Fragile peace processes can be protected by using a more political approach to human rights, a major new report says.
Professor Christine Bell, co-director of the University’s Global Justice Academy, is the lead author of the report, Navigating Inclusion in Peace Settlements, published by the British Academy.
With many peace processes faltering and leading to renewed violence, the report argues that while peace settlements are usually successful in resolving immediate violence, they often produce compromises between parties to the conflict.
This can lead to an uncertain peace in which the root causes of the conflict are not resolved but are carried into the new political and legal institutions.
With a focus on the experiences of Bosnia and Herzegovina, Nepal and Burundi, the report recommends a more political approach to human rights implementation, one which takes account of both the challenges and the opportunities of post-agreement environments.

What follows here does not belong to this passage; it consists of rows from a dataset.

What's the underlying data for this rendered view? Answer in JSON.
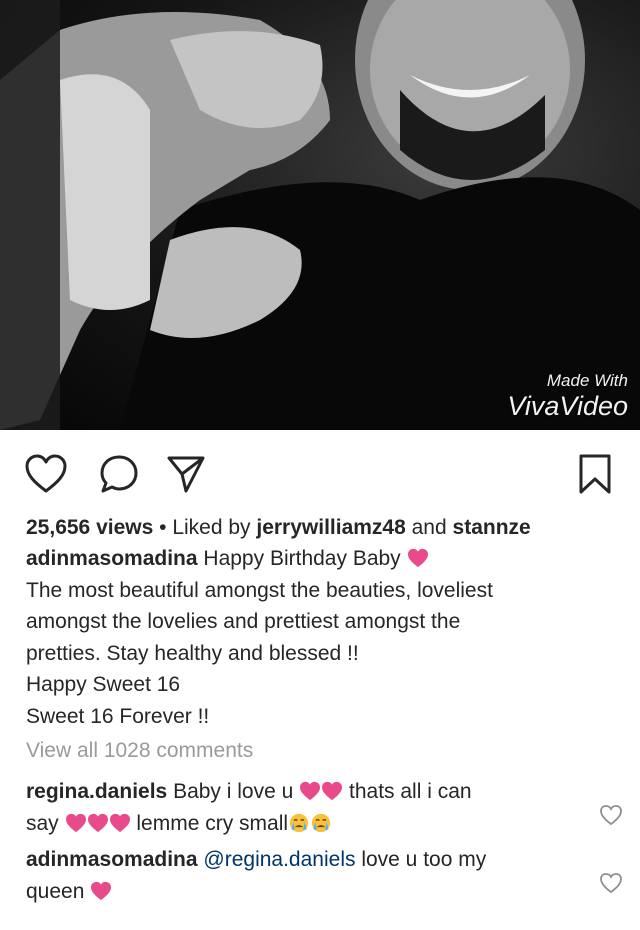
{
  "media": {
    "watermark_small": "Made With",
    "watermark_large": "VivaVideo"
  },
  "actions": {
    "like_icon": "heart-outline-icon",
    "comment_icon": "speech-bubble-icon",
    "share_icon": "paper-plane-icon",
    "save_icon": "bookmark-icon"
  },
  "post": {
    "views": "25,656 views",
    "separator": " • ",
    "liked_by_prefix": "Liked by ",
    "liked_user": "jerrywilliamz48",
    "and_text": " and ",
    "liked_other": "stannze",
    "author": "adinmasomadina",
    "caption_lines": [
      "Happy Birthday Baby",
      "The most beautiful amongst the beauties, loveliest",
      "amongst the lovelies and prettiest amongst the",
      "pretties. Stay healthy and blessed !!",
      "Happy Sweet 16",
      "Sweet 16 Forever !!"
    ],
    "view_all_comments": "View all 1028 comments"
  },
  "comments": [
    {
      "user": "regina.daniels",
      "text_1": "Baby i love u",
      "text_2": "thats all i can",
      "text_3": "say",
      "text_4": "lemme cry small"
    },
    {
      "user": "adinmasomadina",
      "mention": "@regina.daniels",
      "text_1": "love u too my",
      "text_2": "queen"
    }
  ],
  "colors": {
    "heart": "#e84a8c",
    "muted": "#9a9a9a",
    "mention": "#003569"
  }
}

As we debate the tragedy of terrorist attacks in the UK, understanding how deeply divided societies manage their deep disagreements so as to resolve and prevent conflict is very important. The UK has played a major role in supporting peace processes at home and abroad, and important lessons can be learnt from this experience. In the last few years, global conflict – having dropped since the end of the cold war – is on the rise again. This report talks about ways in which protection of human rights play a role in ensuring an inclusive peace and a society with a common commitment to the common good.